appellations that deliver superb quality for the money. Many of these, such as Montagny, Givry and Rully, lie outside the Côte d’Or, and, therefore, I
taste them only rarely, but what I taste each year – especially the finest wines – is of remarkable quality. A handful of those wines made by growers based
in the Côte d’Or are included in this report.
In Praise of Aligoté
Lastly, budget conscious readers should pay serious attention to Aligoté, Burgundy’s lesser-known white grape. In the hands of top growers such as Laurent
Ponsot and Lalou Bize-Leroy, Aligoté has proven to be capable of yielding wines of true character and pedigree that also age exceptionally well. Beyond
those high-flying wines, there is a plethora of affordable Aligotés that deliver true pleasure at every day prices. Aligoté tends towards a profile of
white stone fruits and citrus. Most wines lie somewhere between the intense minerality of Chablis and greater body typically associated with the
Chardonnays of the Côte d’Or. Along with the generic Bourgognes, these are the least expensive wines within each grower’s range. I highly encourage readers
to spend some time getting to know the Aligotés of Burgundy’s top domaines.
A Note on Drinking Windows
As I did last year, I kept drinking windows very much on the conservative side, with starting dates but no end dates. Given all of the issues surrounding
premature oxidation, this seems like the only reasonable thing to do, even though I am fully aware that many of the best wines in this article will take
many years to peak. Or will they? That is the essential question that confronts all of us every time we choose to buy white Burgundy. The top growers in

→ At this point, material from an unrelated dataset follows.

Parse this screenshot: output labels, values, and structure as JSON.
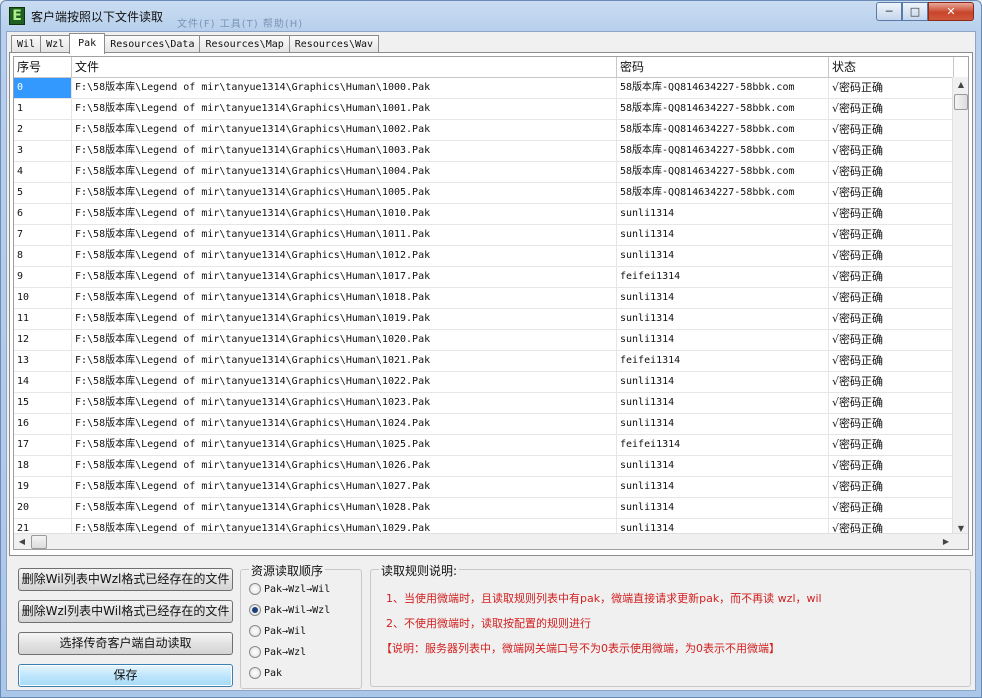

the Côte d’Or have all made significant efforts to address the problem of premature oxidation. Still, a measure of prudence seems warranted. Most of the
2010 village-level wines will drink well upon release, although many of them have enough stuffing to hold or even improve for years. The premier crus and
grand crus need time to fully come together, but how much time is anyone’s guess. I have tried to give readers an idea of how long wines should be
cellared, but the best advice I can give is to check in on the wines frequently. The best 2010s appear to be built for the long-term. I hope they make it.
I have said it before, and I will say it again. Many of the most thrilling, moving experiences I have ever had have been in front of an aged bottle of